Thymidine

(redirected from thymine deoxyribonucleoside)
Also found in: Dictionary, Thesaurus, Medical.

thymidine

[′thī·mə‚dēn]
(biochemistry)
C10H14N2O5 A nucleoside derived from deoxyribonucleic acid; essential growth factor for certain microorganisms in mediums lacking vitamin B12 and folic acid.
McGraw-Hill Dictionary of Scientific & Technical Terms, 6E, Copyright © 2003 by The McGraw-Hill Companies, Inc.
The following article is from The Great Soviet Encyclopedia (1979). It might be outdated or ideologically biased.

Thymidine

 

a natural organic compound, a nucleoside consisting of the pyrimidine base thymine and the carbohydrate deoxyri-bose. Thymidine is made up of acicular crystals that are readily soluble in water. With respect to chemical properties, it is a weak base. Thymidine is present in all living cells as a constituent of deoxyribonucleic acid (DNA). Thymidine tagged with radioactive tritium is extensively used in laboratories to study DNA biosynthesis and the repair of DNA after injury.

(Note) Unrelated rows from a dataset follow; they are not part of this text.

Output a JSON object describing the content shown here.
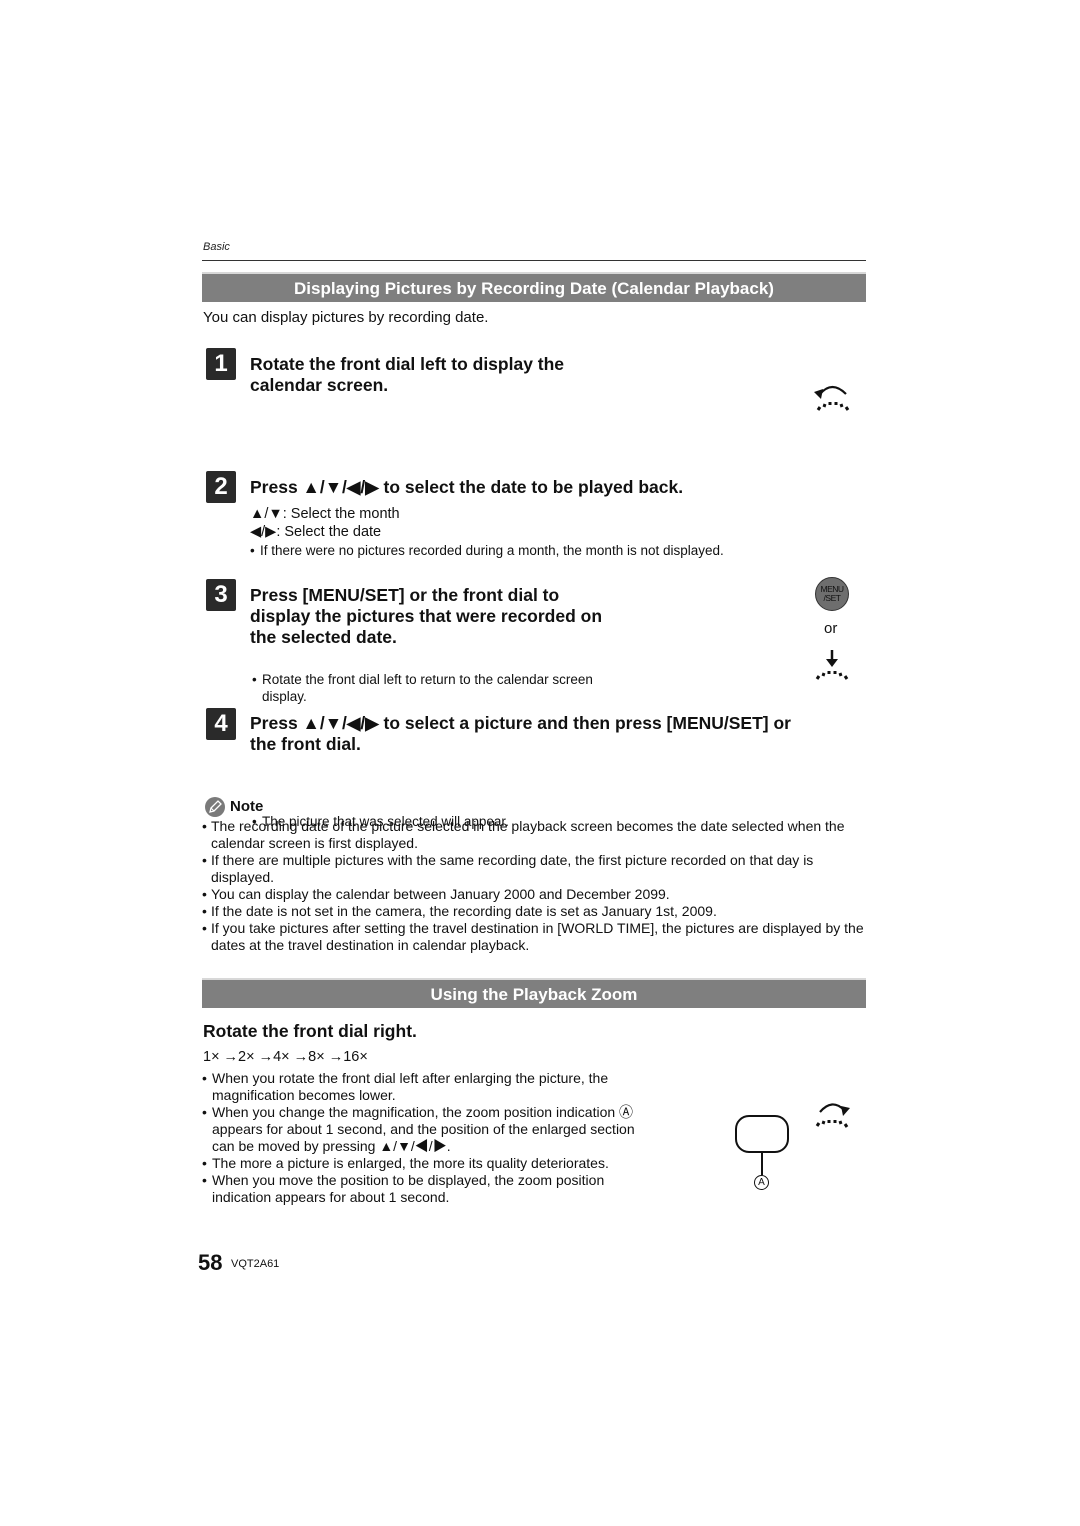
{
  "header": {
    "section_label": "Basic"
  },
  "calendar_section": {
    "title": "Displaying Pictures by Recording Date (Calendar Playback)",
    "intro": "You can display pictures by recording date.",
    "steps": [
      {
        "number": "1",
        "title_line1": "Rotate the front dial left to display the",
        "title_line2": "calendar screen.",
        "icon": "dial-rotate-left-icon"
      },
      {
        "number": "2",
        "title": "Press ▲/▼/◀/▶ to select the date to be played back.",
        "details": [
          "▲/▼:  Select the month",
          "◀/▶:  Select the date"
        ],
        "bullets": [
          "If there were no pictures recorded during a month, the month is not displayed."
        ]
      },
      {
        "number": "3",
        "title_line1": "Press [MENU/SET] or the front dial to",
        "title_line2": "display the pictures that were recorded on",
        "title_line3": "the selected date.",
        "bullets": [
          "Rotate the front dial left to return to the calendar screen display."
        ],
        "menu_button_line1": "MENU",
        "menu_button_line2": "/SET",
        "or_label": "or"
      },
      {
        "number": "4",
        "title_line1": "Press ▲/▼/◀/▶ to select a picture and then press [MENU/SET] or",
        "title_line2": "the front dial.",
        "bullets": [
          "The picture that was selected will appear."
        ]
      }
    ],
    "note": {
      "label": "Note",
      "items": [
        "The recording date of the picture selected in the playback screen becomes the date selected when the calendar screen is first displayed.",
        "If there are multiple pictures with the same recording date, the first picture recorded on that day is displayed.",
        "You can display the calendar between January 2000 and December 2099.",
        "If the date is not set in the camera, the recording date is set as January 1st, 2009.",
        "If you take pictures after setting the travel destination in [WORLD TIME], the pictures are displayed by the dates at the travel destination in calendar playback."
      ]
    }
  },
  "zoom_section": {
    "title": "Using the Playback Zoom",
    "subtitle": "Rotate the front dial right.",
    "sequence": "1× →2× →4× →8× →16×",
    "bullets": [
      "When you rotate the front dial left after enlarging the picture, the magnification becomes lower.",
      "When you change the magnification, the zoom position indication Ⓐ appears for about 1 second, and the position of the enlarged section can be moved by pressing ▲/▼/◀/▶.",
      "The more a picture is enlarged, the more its quality deteriorates.",
      "When you move the position to be displayed, the zoom position indication appears for about 1 second."
    ],
    "callout_label": "A"
  },
  "footer": {
    "page_number": "58",
    "doc_code": "VQT2A61"
  }
}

The Great Soviet Encyclopedia, 3rd Edition (1970-1979). © 2010 The Gale Group, Inc. All rights reserved.